People who continue to smoke without realizing the harmful effects that the habit can cause should stop smoking and reality check. Being addicted to smoking is an almost sure way to get to know your manufacturer a little earlier, and enough scientific studies have been done to back up this claim. Furthermore, this is a drug that is administered with meticulous regularity, and the amount of smoke that average smokers inhale in their lifetime would cause them to subject their internal organs to many substances that can wreak havoc.
While the dangers of smoking are regularly made public, a large number of people are still unaware of what is inside each cigarette they smoke. Every cigarette contains chemicals that can kill if consumed in large amounts, and this should ideally make even the most casual smoker a bit cautious. If you’ve ever wondered what is in the smoke you inhale, check the wording to the end.
Conventional cigarette tobacco is derived from two main types of leaves. Burley tobacco has a nicotine content of 3.5 to 4 percent and Virginia tobacco has about 2.5 to 3 percent. Some cigarettes also come with tobacco blends and these can be up to 10 percent oriental tobacco, which is less than 2 percent nicotine content. In addition, cigarettes have fillers that are made using the by-products that result from the entire cigarette manufacturing process. Fillers comprise by-products derived during the processing stage, various additives and flavorings, water, etc. By-products include:
1. Mixed leaf leaves, which are made from dried tobacco powder paste, pectin, and burley leaf stalks that have been finely ground.
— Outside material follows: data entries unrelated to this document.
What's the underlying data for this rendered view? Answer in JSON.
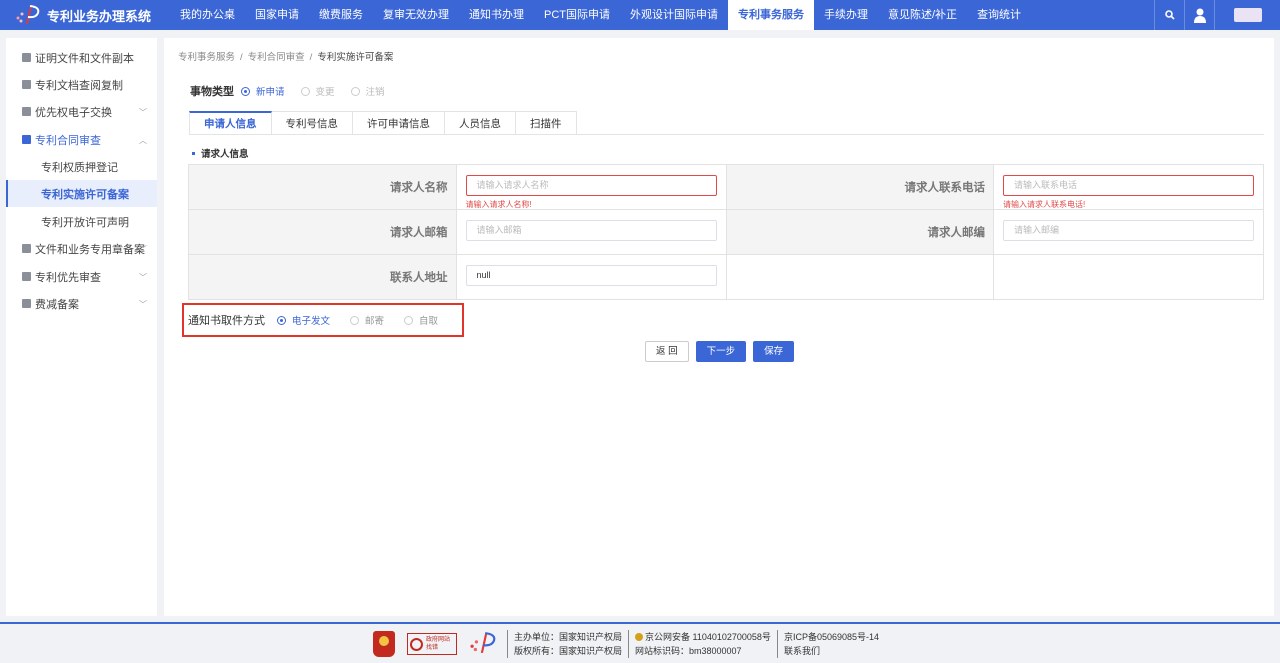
{
  "app": {
    "title": "专利业务办理系统"
  },
  "nav": {
    "items": [
      "我的办公桌",
      "国家申请",
      "缴费服务",
      "复审无效办理",
      "通知书办理",
      "PCT国际申请",
      "外观设计国际申请",
      "专利事务服务",
      "手续办理",
      "意见陈述/补正",
      "查询统计"
    ],
    "active_index": 7
  },
  "sidebar": {
    "items": [
      {
        "label": "证明文件和文件副本",
        "icon": "document-icon"
      },
      {
        "label": "专利文档查阅复制",
        "icon": "file-copy-icon"
      },
      {
        "label": "优先权电子交换",
        "icon": "exchange-icon",
        "chevron": "﹀"
      },
      {
        "label": "专利合同审查",
        "icon": "contract-icon",
        "chevron": "︿"
      },
      {
        "label": "专利权质押登记",
        "sub": true
      },
      {
        "label": "专利实施许可备案",
        "sub": true,
        "active": true
      },
      {
        "label": "专利开放许可声明",
        "sub": true
      },
      {
        "label": "文件和业务专用章备案",
        "icon": "stamp-icon",
        "chevron": "﹀"
      },
      {
        "label": "专利优先审查",
        "icon": "priority-icon",
        "chevron": "﹀"
      },
      {
        "label": "费减备案",
        "icon": "fee-icon",
        "chevron": "﹀"
      }
    ]
  },
  "breadcrumb": {
    "items": [
      "专利事务服务",
      "专利合同审查",
      "专利实施许可备案"
    ],
    "sep": "/"
  },
  "matter_type": {
    "label": "事物类型",
    "options": [
      {
        "label": "新申请",
        "checked": true
      },
      {
        "label": "变更",
        "checked": false
      },
      {
        "label": "注销",
        "checked": false
      }
    ]
  },
  "tabs": [
    "申请人信息",
    "专利号信息",
    "许可申请信息",
    "人员信息",
    "扫描件"
  ],
  "section": {
    "title": "请求人信息"
  },
  "form": {
    "requester_name": {
      "label": "请求人名称",
      "placeholder": "请输入请求人名称",
      "error": "请输入请求人名称!"
    },
    "requester_phone": {
      "label": "请求人联系电话",
      "placeholder": "请输入联系电话",
      "error": "请输入请求人联系电话!"
    },
    "requester_email": {
      "label": "请求人邮箱",
      "placeholder": "请输入邮箱"
    },
    "requester_postcode": {
      "label": "请求人邮编",
      "placeholder": "请输入邮编"
    },
    "contact_address": {
      "label": "联系人地址",
      "value": "null"
    }
  },
  "delivery": {
    "label": "通知书取件方式",
    "options": [
      {
        "label": "电子发文",
        "checked": true
      },
      {
        "label": "邮寄",
        "checked": false
      },
      {
        "label": "自取",
        "checked": false
      }
    ]
  },
  "buttons": {
    "back": "返 回",
    "next": "下一步",
    "save": "保存"
  },
  "footer": {
    "gov_site": "政府网站",
    "gov_site_sub": "找错",
    "host": "主办单位：国家知识产权局",
    "copyright": "版权所有：国家知识产权局",
    "security": "京公网安备 11040102700058号",
    "site_code": "网站标识码：bm38000007",
    "icp": "京ICP备05069085号-14",
    "contact": "联系我们"
  },
  "colors": {
    "primary": "#3b66d6",
    "error": "#e24a4a",
    "highlight_box": "#e0352b"
  }
}
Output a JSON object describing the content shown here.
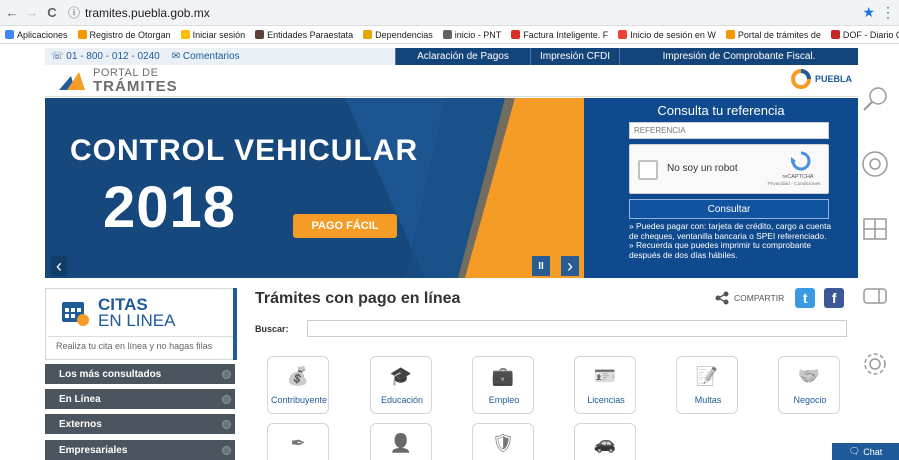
{
  "browser": {
    "back": "←",
    "forward": "→",
    "reload": "C",
    "info": "ⓘ",
    "url": "tramites.puebla.gob.mx",
    "star": "★",
    "menu": "⋮"
  },
  "bookmarks": [
    {
      "label": "Aplicaciones",
      "color": "#4285f4"
    },
    {
      "label": "Registro de Otorgan",
      "color": "#f29900"
    },
    {
      "label": "Iniciar sesión",
      "color": "#fbbc04"
    },
    {
      "label": "Entidades Paraestata",
      "color": "#5d4037"
    },
    {
      "label": "Dependencias",
      "color": "#e8a400"
    },
    {
      "label": "inicio - PNT",
      "color": "#5f6368"
    },
    {
      "label": "Factura Inteligente. F",
      "color": "#d93025"
    },
    {
      "label": "Inicio de sesión en W",
      "color": "#ea4335"
    },
    {
      "label": "Portal de trámites de",
      "color": "#f29900"
    },
    {
      "label": "DOF - Diario Oficial d",
      "color": "#c62828"
    }
  ],
  "site": {
    "phone": "01 - 800 - 012 - 0240",
    "comments": "Comentarios",
    "nav": [
      "Aclaración de Pagos",
      "Impresión CFDI",
      "Impresión de Comprobante Fiscal."
    ],
    "logo_line1": "PORTAL DE",
    "logo_line2": "TRÁMITES",
    "puebla_logo": "PUEBLA",
    "colors": {
      "navy": "#14457a",
      "orange": "#f59c27",
      "blue": "#1f5a99"
    }
  },
  "hero": {
    "title": "CONTROL VEHICULAR",
    "year": "2018",
    "button": "PAGO FÁCIL",
    "prev": "‹",
    "pause": "II",
    "next": "›"
  },
  "consulta": {
    "title": "Consulta tu referencia",
    "placeholder": "REFERENCIA",
    "captcha_label": "No soy un robot",
    "captcha_brand": "reCAPTCHA",
    "captcha_links": "Privacidad - Condiciones",
    "button": "Consultar",
    "note1": "» Puedes pagar con: tarjeta de crédito, cargo a cuenta de cheques, ventanilla bancaria o SPEI referenciado.",
    "note2": "» Recuerda que puedes imprimir tu comprobante después de dos días hábiles."
  },
  "citas": {
    "title1": "CITAS",
    "title2": "EN LINEA",
    "subtitle": "Realiza tu cita en línea y no hagas filas"
  },
  "sidebar": [
    "Los más consultados",
    "En Línea",
    "Externos",
    "Empresariales"
  ],
  "main": {
    "title": "Trámites con pago en línea",
    "share": "COMPARTIR",
    "twitter": "t",
    "facebook": "f",
    "search_label": "Buscar:"
  },
  "tiles": [
    {
      "label": "Contribuyente",
      "icon": "contribuyente-icon"
    },
    {
      "label": "Educación",
      "icon": "educacion-icon"
    },
    {
      "label": "Empleo",
      "icon": "empleo-icon"
    },
    {
      "label": "Licencias",
      "icon": "licencias-icon"
    },
    {
      "label": "Multas",
      "icon": "multas-icon"
    },
    {
      "label": "Negocio",
      "icon": "negocio-icon"
    },
    {
      "label": "",
      "icon": "feather-icon"
    },
    {
      "label": "",
      "icon": "person-icon"
    },
    {
      "label": "",
      "icon": "badge-icon"
    },
    {
      "label": "",
      "icon": "car-icon"
    }
  ],
  "chat": "Chat"
}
2. Enhanced or expanded stems, which are shredded stems that were first rolled and flattened. The improved stems are steamed rather than quickly heated after soaking, as is the case with the expanded stem variant. Both products differ in taste, although they look alike.
3. Reconstituted leaf leaves, which are made using fine tobacco particles, stems, and other recycled tobacco particles that are collected during the processing stage. These leaves are made by first extracting chemicals from by-products, then making leaves from the leftover fiber, then reapplying the extracted chemicals to these leaves, and finally dividing them into usable tobacco. 4. Expanded tobacco refers to whole tobacco that has been treated with supercritical CO2, which causes the tobacco to puff, and this is the type of tobacco that you can expect to find in light cigarettes.
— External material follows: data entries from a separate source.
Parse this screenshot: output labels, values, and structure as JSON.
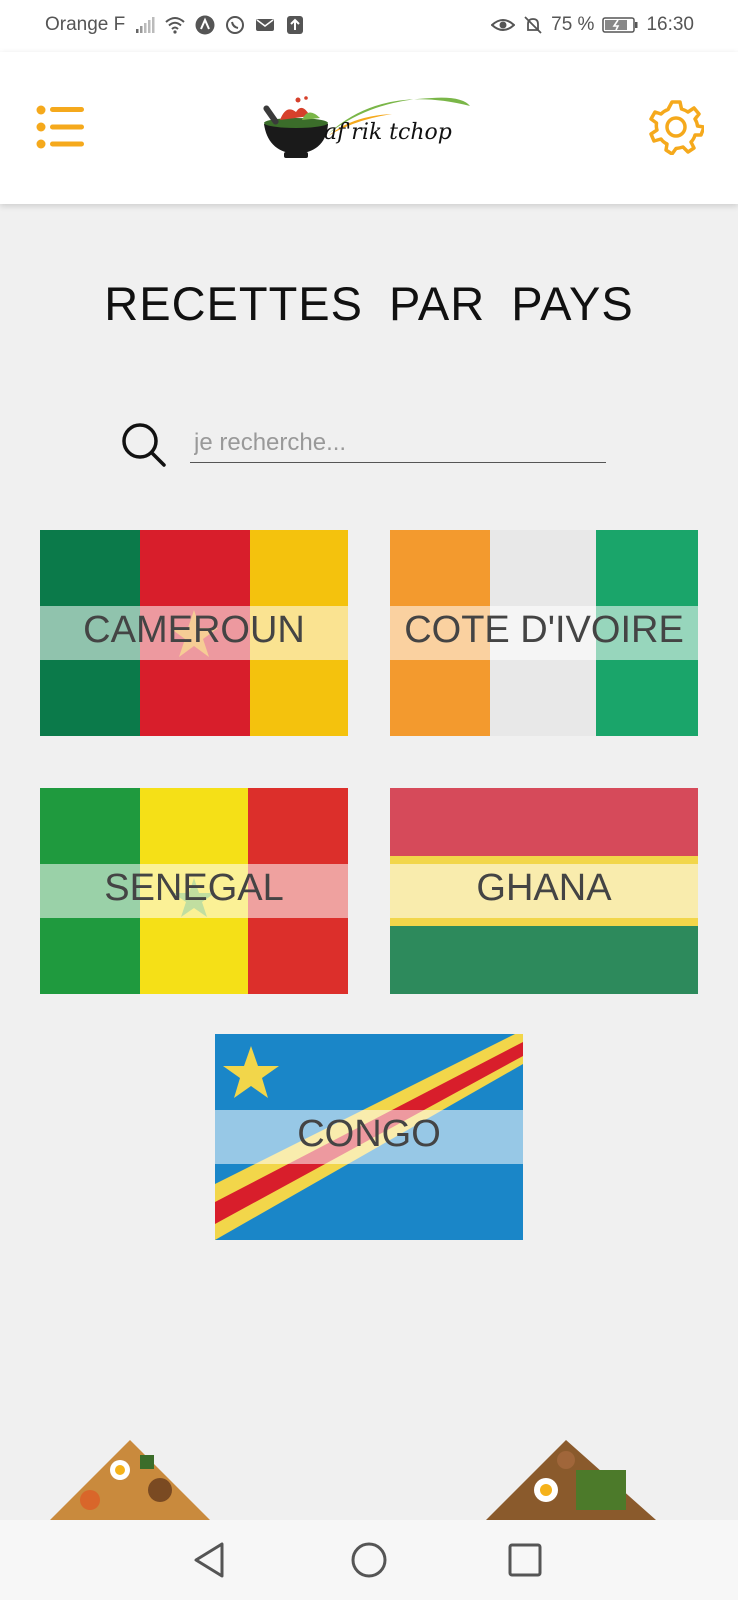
{
  "status_bar": {
    "carrier": "Orange F",
    "battery": "75 %",
    "time": "16:30",
    "icons_left": [
      "signal-icon",
      "wifi-icon",
      "app-a-icon",
      "whatsapp-icon",
      "mail-icon",
      "upload-icon"
    ],
    "icons_right": [
      "eye-icon",
      "bell-off-icon",
      "battery-icon"
    ]
  },
  "app_bar": {
    "logo_text": "af'rik tchop",
    "accent_color": "#f5a91c"
  },
  "page": {
    "title": "RECETTES  PAR  PAYS"
  },
  "search": {
    "placeholder": "je recherche..."
  },
  "countries": [
    {
      "label": "CAMEROUN"
    },
    {
      "label": "COTE D'IVOIRE"
    },
    {
      "label": "SENEGAL"
    },
    {
      "label": "GHANA"
    },
    {
      "label": "CONGO"
    }
  ],
  "nav": {
    "icons": [
      "back-icon",
      "home-icon",
      "recents-icon"
    ]
  }
}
Please note that the use of these by-products varies from brand to brand.
This is the main component that makes cigarette smoking enjoyable and addictive. In a E cigarette small dose, nicotine can act as a brain simulator, but when intake is increased, it can act as a depressant, thus inhibiting the flow of signals between nerve cells. When used continuously and in large amounts, nicotine can also affect blood vessels, heart, lungs, etc.
Tar is made up of a combination of substances and appears as a sticky substance inside the lungs of smokers. Each cigarette smoked constitutes a part of the tar that is deposited in the lungs, and the tar content that is inhaled increases considerably towards the end of a cigarette.
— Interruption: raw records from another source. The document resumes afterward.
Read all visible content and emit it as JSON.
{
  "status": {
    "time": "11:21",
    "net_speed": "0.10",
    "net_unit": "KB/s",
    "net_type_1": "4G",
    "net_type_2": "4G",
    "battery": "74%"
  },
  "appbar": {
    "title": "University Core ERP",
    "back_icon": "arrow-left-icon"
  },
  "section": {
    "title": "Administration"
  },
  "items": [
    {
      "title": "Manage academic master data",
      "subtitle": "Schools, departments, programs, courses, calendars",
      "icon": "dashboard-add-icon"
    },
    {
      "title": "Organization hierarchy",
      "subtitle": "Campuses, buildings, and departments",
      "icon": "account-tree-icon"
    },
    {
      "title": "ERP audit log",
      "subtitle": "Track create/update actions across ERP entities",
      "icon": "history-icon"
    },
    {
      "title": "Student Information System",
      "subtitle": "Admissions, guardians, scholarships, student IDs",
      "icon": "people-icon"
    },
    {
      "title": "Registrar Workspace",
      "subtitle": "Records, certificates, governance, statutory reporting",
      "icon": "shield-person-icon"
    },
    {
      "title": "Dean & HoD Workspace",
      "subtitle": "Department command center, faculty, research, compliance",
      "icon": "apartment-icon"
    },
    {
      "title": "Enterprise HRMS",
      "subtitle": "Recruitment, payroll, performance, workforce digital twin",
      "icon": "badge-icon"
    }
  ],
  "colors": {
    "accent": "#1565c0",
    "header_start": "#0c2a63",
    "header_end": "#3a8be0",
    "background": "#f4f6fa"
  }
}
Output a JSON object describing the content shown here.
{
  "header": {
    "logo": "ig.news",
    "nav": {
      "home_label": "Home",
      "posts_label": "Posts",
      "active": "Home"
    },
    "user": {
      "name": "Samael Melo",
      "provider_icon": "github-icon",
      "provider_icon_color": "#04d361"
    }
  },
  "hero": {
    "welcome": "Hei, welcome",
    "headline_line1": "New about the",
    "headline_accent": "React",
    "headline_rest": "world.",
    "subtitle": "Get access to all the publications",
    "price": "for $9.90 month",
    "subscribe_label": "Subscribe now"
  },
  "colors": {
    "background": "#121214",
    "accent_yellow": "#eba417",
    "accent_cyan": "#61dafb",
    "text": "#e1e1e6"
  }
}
Cigarettes contain more than four thousand different ingredients. Among the most used ingredients are caffeine, yeast, beeswax, chocolate, wine, etc. Cigarettes contain several carcinogens and these include benzene (associated with blood cancer), cadmium (associated with prostate and lung cancer), polonium (a known carcinogenic radioactive element), formaldehyde (associated with lung cancer), and Angelica root extract (known to cause in animals). Other components include:
Ammonia: also used as a common household cleaner
Arsenic: used as rat poison
Butane: used as a gas in lighters
CO (carbon monoxide): a poisonous gas that is also produced when you smoke a cigarette
· Cyanide: a poison well known for its fast action.
Ethyl Furoate – Known to cause liver damage in animals
Lead: known to be poisonous if consumed in large quantities
· Maltitol: a sweetener commonly used by diabetics.
Methyl isocyanate – Poisonous gas
Nickel: known to increase vulnerability to lung infections.
· Insecticides such as DDT, methoprene and naphthalene.
The cigarette paper:
Changes in technology when it comes to rolling papers can now change the amount of nicotine and other components such as tar that is inhaled into the system. For example, the use of porous paper ensures that a smoker receives a constant amount of regular air through each puff, thus reducing the concentration of toxic substances. Small laser-drilled holes moderate the amount of smoke that is inhaled through each puff.